### Brief
Every line of the data that contains the string "JSON" must be copied.
Extracted data Block Start
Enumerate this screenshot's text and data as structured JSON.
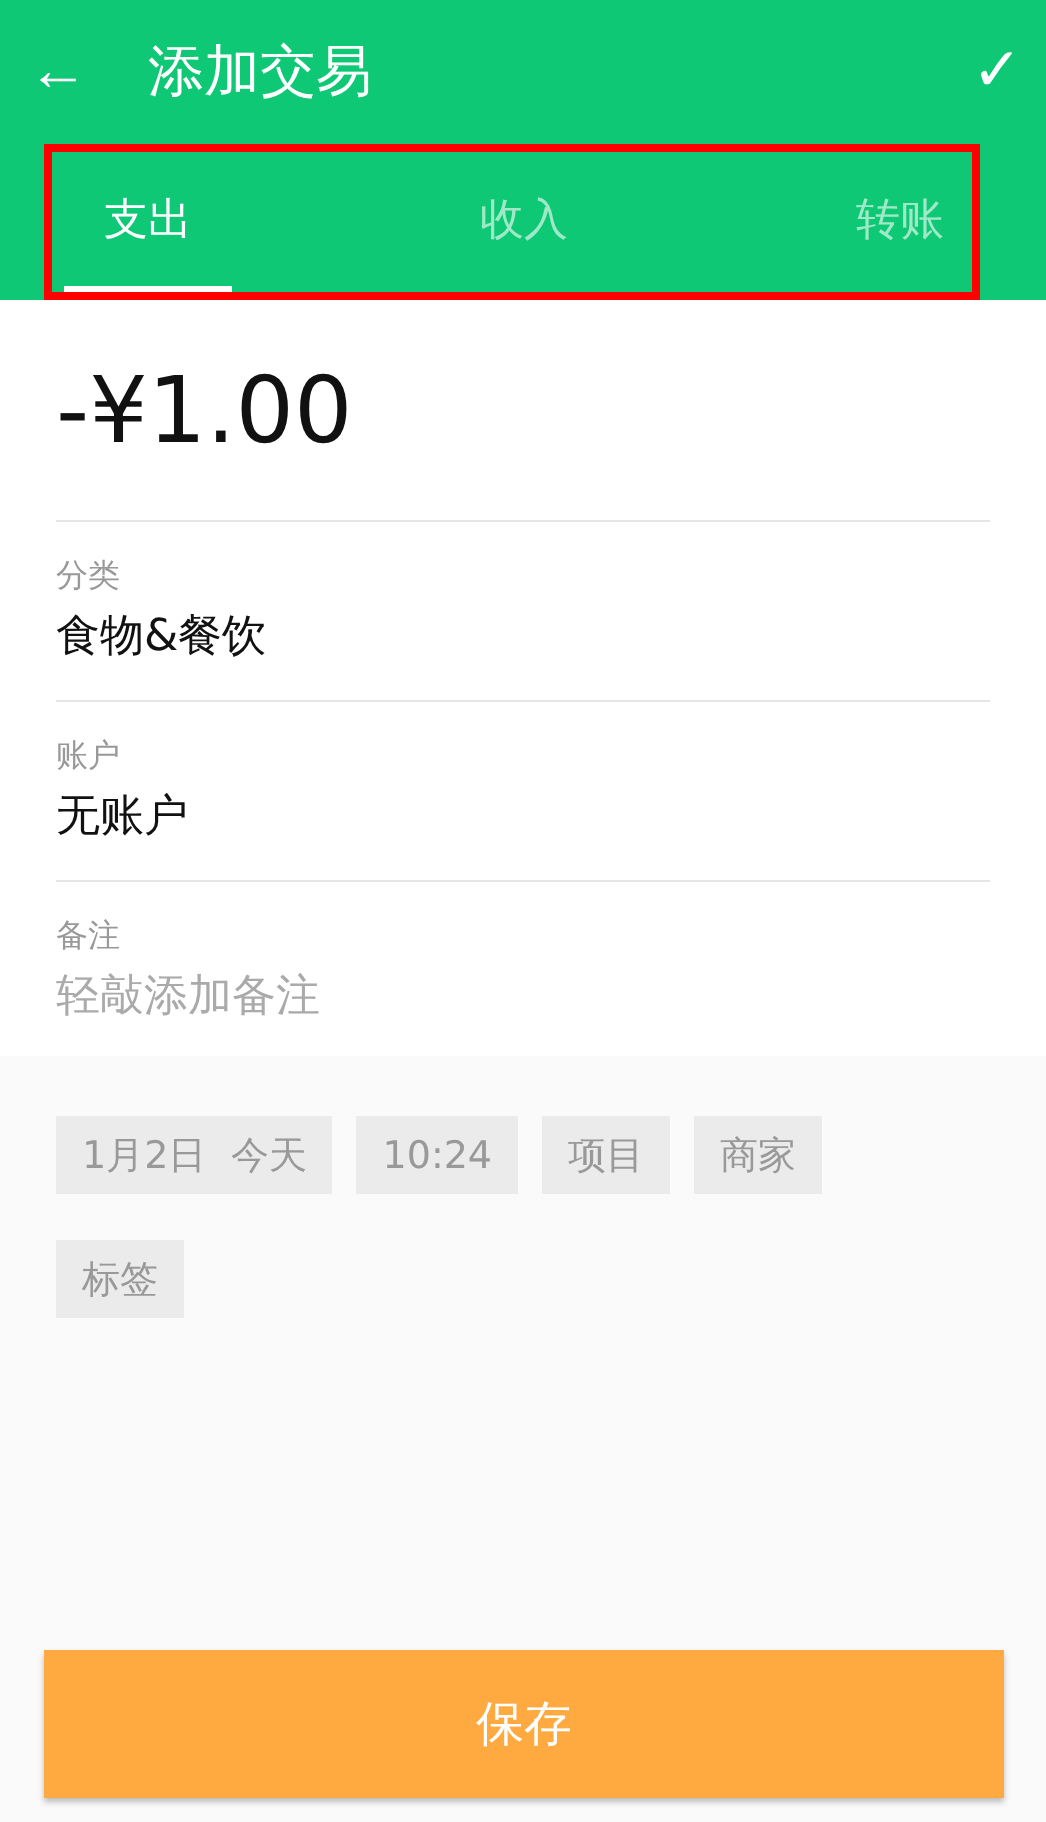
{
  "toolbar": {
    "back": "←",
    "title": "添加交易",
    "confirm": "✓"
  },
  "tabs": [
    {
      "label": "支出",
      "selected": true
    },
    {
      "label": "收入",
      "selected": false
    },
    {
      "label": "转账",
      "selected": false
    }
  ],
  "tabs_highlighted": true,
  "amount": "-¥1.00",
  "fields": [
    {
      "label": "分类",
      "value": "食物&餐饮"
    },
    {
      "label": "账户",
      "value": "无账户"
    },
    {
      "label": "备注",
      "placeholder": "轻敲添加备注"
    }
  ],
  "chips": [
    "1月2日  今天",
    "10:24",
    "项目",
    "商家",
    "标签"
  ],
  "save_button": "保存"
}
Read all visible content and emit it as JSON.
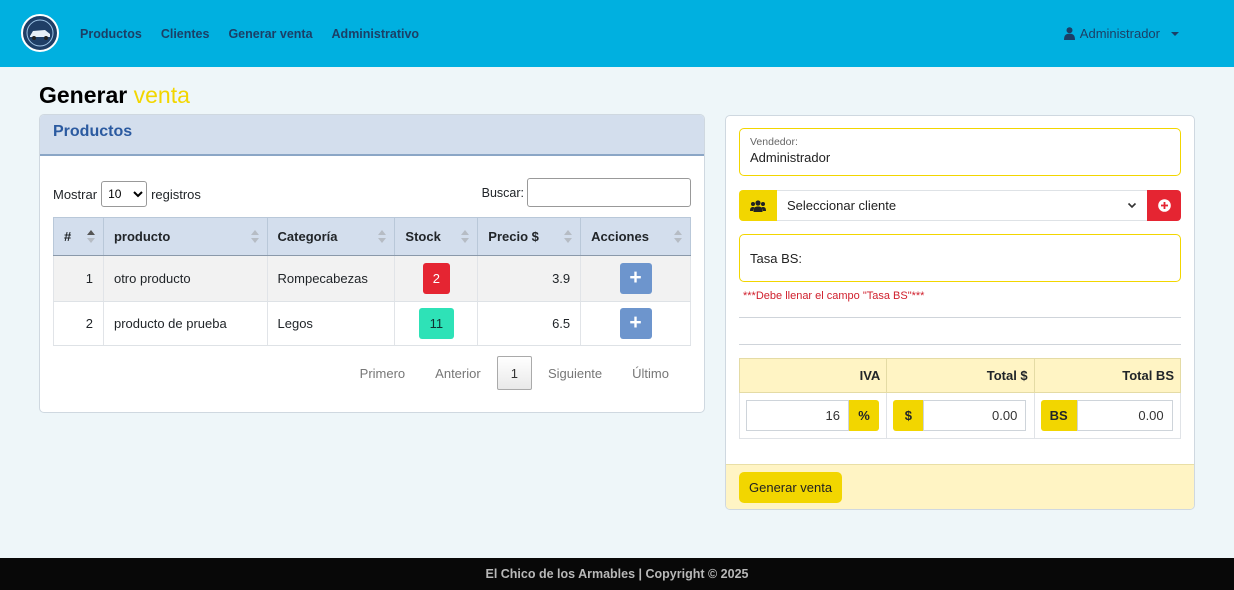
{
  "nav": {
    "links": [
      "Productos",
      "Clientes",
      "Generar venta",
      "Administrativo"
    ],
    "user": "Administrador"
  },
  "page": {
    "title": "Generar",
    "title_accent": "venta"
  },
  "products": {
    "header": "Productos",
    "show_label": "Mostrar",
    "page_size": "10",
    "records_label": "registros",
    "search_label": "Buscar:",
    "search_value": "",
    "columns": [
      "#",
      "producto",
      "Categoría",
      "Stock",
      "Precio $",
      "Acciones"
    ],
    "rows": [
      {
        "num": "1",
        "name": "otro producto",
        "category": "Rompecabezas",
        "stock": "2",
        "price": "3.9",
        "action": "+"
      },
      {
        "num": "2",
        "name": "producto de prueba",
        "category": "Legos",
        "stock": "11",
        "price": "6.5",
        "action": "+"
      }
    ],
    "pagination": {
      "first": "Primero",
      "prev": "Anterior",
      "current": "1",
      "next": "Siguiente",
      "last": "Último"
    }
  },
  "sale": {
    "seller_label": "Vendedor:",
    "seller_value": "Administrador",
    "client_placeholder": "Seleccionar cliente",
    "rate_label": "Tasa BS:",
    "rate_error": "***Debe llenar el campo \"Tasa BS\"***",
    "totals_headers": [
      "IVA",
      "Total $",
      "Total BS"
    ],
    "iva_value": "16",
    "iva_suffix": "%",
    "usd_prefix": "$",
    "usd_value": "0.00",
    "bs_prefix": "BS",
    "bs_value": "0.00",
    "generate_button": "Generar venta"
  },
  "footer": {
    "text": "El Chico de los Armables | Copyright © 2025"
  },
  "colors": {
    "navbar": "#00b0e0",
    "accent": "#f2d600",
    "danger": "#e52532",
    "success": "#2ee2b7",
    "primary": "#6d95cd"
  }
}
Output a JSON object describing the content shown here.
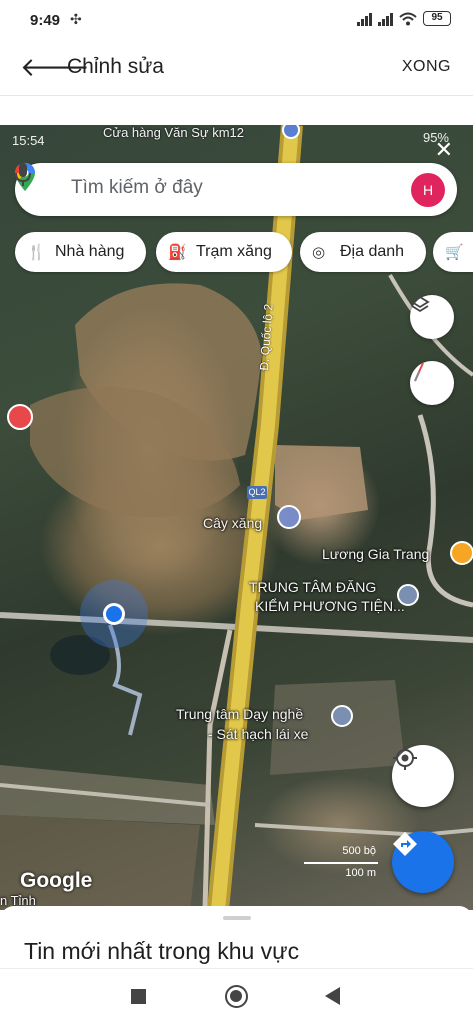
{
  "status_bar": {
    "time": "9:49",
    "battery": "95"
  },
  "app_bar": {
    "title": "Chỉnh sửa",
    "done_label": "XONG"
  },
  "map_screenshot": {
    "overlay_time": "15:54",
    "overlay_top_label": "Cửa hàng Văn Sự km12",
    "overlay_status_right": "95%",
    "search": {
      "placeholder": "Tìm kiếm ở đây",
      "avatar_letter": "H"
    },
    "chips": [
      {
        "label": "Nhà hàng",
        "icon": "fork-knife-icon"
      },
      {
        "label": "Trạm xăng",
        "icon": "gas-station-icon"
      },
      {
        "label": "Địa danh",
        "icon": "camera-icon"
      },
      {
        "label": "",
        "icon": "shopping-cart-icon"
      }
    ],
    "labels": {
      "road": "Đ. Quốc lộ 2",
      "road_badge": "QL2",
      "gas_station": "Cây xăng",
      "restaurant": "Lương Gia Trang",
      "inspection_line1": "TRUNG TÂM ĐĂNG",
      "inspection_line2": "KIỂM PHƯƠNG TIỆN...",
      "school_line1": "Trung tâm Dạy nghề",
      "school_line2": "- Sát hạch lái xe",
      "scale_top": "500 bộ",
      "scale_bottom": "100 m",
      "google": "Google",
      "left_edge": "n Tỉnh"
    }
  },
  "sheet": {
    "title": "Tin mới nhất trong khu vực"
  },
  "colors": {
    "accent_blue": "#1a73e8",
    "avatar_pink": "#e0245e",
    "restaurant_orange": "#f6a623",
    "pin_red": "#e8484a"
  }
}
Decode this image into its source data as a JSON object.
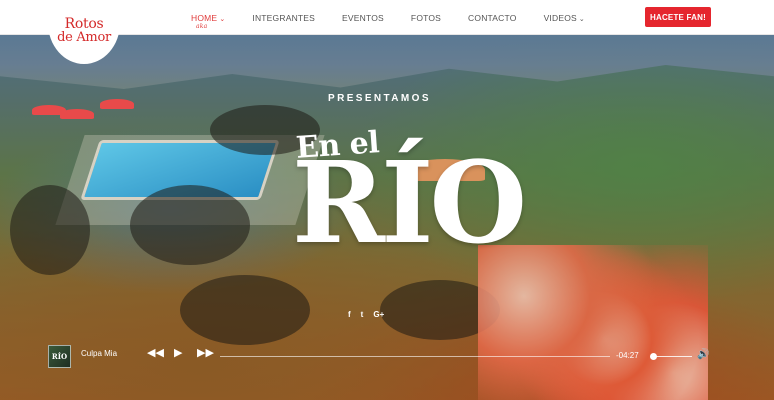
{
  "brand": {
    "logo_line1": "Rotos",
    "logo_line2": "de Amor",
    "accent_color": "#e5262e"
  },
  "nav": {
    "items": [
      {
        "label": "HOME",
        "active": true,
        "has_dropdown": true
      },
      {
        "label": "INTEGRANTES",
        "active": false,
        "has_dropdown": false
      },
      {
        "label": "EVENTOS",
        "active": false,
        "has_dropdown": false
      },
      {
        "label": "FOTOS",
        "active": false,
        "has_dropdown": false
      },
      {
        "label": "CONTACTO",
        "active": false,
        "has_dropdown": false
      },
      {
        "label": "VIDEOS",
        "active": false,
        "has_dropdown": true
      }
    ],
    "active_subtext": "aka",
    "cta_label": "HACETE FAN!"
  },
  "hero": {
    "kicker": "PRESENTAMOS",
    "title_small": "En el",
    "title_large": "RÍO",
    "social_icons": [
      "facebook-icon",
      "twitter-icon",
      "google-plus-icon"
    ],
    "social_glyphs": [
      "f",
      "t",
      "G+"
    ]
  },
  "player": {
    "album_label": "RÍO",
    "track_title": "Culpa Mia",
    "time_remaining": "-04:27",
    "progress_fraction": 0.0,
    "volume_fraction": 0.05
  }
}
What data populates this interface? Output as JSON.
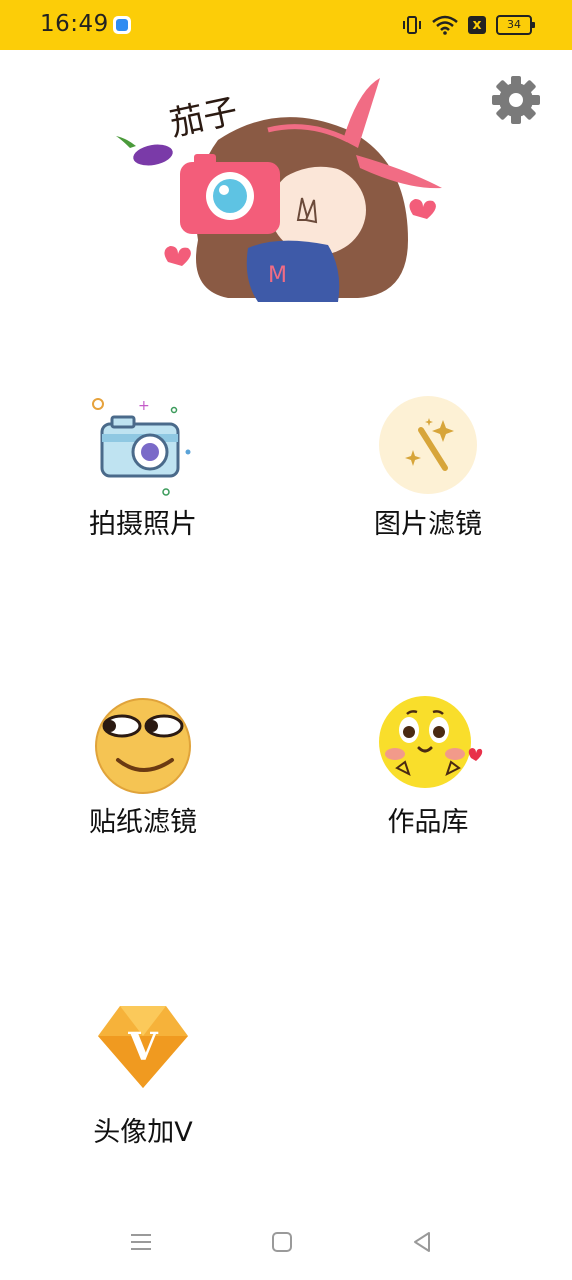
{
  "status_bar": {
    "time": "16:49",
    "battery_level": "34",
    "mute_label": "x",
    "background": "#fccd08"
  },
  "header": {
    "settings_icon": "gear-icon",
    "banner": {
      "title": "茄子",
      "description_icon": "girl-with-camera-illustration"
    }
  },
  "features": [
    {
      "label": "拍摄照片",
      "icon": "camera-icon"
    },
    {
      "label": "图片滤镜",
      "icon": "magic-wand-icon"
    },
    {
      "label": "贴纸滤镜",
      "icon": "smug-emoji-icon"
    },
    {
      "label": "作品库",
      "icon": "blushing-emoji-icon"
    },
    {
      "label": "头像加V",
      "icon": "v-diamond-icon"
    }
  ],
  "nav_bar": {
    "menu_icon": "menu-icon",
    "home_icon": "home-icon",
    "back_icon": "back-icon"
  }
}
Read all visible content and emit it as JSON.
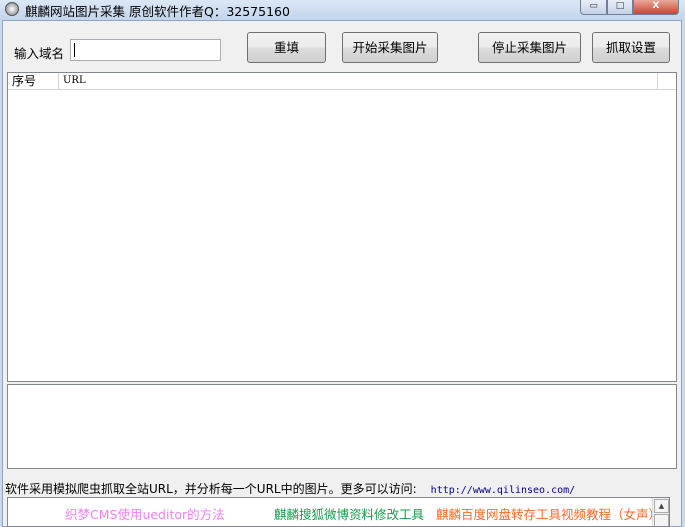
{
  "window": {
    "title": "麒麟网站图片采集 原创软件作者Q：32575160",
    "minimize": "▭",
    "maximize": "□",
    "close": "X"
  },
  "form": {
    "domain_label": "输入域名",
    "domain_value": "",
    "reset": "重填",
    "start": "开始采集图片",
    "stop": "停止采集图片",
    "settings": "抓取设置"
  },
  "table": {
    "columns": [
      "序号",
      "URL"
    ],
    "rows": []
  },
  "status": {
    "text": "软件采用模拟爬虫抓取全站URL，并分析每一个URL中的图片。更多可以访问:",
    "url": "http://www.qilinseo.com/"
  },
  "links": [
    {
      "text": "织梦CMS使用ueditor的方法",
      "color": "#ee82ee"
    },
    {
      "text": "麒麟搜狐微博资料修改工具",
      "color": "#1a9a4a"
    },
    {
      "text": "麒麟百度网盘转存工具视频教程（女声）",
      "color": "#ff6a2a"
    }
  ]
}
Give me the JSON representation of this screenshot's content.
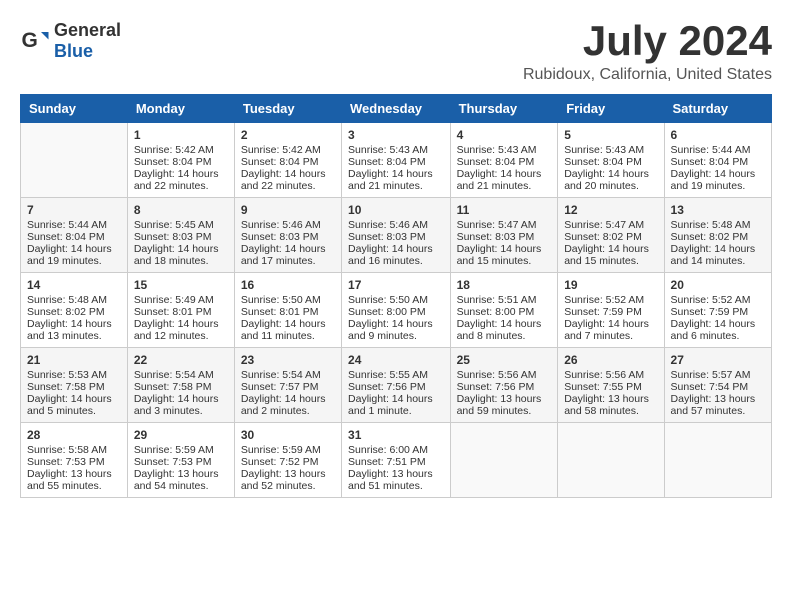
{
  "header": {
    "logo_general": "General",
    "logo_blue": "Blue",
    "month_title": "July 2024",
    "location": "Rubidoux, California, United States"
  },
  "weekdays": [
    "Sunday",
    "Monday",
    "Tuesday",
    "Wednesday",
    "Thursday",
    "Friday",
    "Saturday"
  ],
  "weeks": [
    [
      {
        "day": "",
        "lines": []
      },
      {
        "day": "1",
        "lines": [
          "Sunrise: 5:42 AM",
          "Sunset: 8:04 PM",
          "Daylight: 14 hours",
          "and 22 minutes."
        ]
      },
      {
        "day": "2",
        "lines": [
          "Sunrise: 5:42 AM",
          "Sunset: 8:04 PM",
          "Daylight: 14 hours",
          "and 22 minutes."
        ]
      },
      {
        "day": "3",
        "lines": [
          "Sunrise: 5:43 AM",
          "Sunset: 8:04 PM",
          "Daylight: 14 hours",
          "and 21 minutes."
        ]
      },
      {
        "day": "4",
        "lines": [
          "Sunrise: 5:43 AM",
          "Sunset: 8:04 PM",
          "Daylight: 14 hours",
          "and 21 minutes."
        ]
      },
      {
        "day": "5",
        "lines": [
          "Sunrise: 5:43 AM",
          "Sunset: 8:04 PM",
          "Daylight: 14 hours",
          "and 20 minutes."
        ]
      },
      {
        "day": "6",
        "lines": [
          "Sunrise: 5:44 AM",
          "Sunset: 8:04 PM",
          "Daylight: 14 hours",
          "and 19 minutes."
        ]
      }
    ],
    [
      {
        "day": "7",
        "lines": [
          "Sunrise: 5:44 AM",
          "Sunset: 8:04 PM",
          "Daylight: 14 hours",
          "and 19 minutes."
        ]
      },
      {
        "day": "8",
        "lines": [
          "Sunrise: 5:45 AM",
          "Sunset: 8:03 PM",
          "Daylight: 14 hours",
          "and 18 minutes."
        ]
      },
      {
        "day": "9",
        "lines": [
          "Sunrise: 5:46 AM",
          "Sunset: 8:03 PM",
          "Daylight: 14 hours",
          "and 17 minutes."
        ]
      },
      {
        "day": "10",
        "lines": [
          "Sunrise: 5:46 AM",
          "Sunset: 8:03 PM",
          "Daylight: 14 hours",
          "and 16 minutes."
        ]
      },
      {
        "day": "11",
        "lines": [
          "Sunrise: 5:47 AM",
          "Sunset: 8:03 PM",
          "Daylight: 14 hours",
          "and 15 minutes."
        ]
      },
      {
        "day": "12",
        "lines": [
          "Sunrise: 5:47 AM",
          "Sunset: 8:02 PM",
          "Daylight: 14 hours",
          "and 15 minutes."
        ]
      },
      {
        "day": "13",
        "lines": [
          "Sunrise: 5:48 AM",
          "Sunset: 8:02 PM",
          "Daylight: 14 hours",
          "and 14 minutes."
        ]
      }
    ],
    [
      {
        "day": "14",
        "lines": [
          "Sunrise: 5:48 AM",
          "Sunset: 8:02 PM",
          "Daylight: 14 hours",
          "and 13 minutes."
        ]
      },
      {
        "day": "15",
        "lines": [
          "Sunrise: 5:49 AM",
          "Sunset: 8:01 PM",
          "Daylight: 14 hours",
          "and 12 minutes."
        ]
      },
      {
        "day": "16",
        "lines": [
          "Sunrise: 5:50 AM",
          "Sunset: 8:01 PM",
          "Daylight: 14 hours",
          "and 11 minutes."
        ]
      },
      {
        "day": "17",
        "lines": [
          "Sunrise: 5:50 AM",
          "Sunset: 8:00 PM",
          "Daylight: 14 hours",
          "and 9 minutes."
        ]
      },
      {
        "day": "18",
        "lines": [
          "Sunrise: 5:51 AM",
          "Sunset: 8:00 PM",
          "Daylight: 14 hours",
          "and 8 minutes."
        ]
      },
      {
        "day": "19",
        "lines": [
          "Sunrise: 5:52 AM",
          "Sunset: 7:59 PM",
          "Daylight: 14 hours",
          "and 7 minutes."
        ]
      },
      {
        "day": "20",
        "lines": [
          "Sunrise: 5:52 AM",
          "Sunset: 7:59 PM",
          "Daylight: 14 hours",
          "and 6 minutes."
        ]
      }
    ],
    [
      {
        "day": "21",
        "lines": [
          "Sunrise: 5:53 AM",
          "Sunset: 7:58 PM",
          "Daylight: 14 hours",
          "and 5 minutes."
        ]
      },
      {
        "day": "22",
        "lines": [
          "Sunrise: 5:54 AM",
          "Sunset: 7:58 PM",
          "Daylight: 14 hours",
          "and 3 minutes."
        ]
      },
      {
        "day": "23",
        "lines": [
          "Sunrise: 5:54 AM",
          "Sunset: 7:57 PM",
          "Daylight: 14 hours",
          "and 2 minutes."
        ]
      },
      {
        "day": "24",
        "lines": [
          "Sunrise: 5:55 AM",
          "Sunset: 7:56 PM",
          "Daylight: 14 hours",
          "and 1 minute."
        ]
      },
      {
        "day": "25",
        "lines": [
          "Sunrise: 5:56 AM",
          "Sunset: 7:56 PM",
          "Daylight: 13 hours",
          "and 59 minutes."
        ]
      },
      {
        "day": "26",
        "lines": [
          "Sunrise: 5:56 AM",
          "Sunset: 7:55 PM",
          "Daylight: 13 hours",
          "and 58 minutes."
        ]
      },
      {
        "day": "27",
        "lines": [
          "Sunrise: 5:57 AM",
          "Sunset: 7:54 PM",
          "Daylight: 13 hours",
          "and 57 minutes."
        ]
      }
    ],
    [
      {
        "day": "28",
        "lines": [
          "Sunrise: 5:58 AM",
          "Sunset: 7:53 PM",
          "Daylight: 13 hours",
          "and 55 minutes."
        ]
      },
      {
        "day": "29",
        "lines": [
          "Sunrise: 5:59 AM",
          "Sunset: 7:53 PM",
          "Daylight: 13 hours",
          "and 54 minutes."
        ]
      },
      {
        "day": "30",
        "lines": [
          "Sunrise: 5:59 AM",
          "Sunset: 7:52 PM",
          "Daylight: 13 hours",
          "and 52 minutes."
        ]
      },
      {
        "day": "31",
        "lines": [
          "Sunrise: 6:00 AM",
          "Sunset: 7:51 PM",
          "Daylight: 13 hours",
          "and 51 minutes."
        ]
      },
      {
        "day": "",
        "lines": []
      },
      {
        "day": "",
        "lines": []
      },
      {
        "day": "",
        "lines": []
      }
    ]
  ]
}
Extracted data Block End
### Solution to this exercise
Enumerate this screenshot's text and data as structured JSON.
Read all visible content and emit it as JSON.
Output a JSON object describing the content shown here.
Decode this image into its source data as a JSON object.
What data populates this interface? Output as JSON.
Read all visible content and emit it as JSON.
Give me the JSON representation of this screenshot's content.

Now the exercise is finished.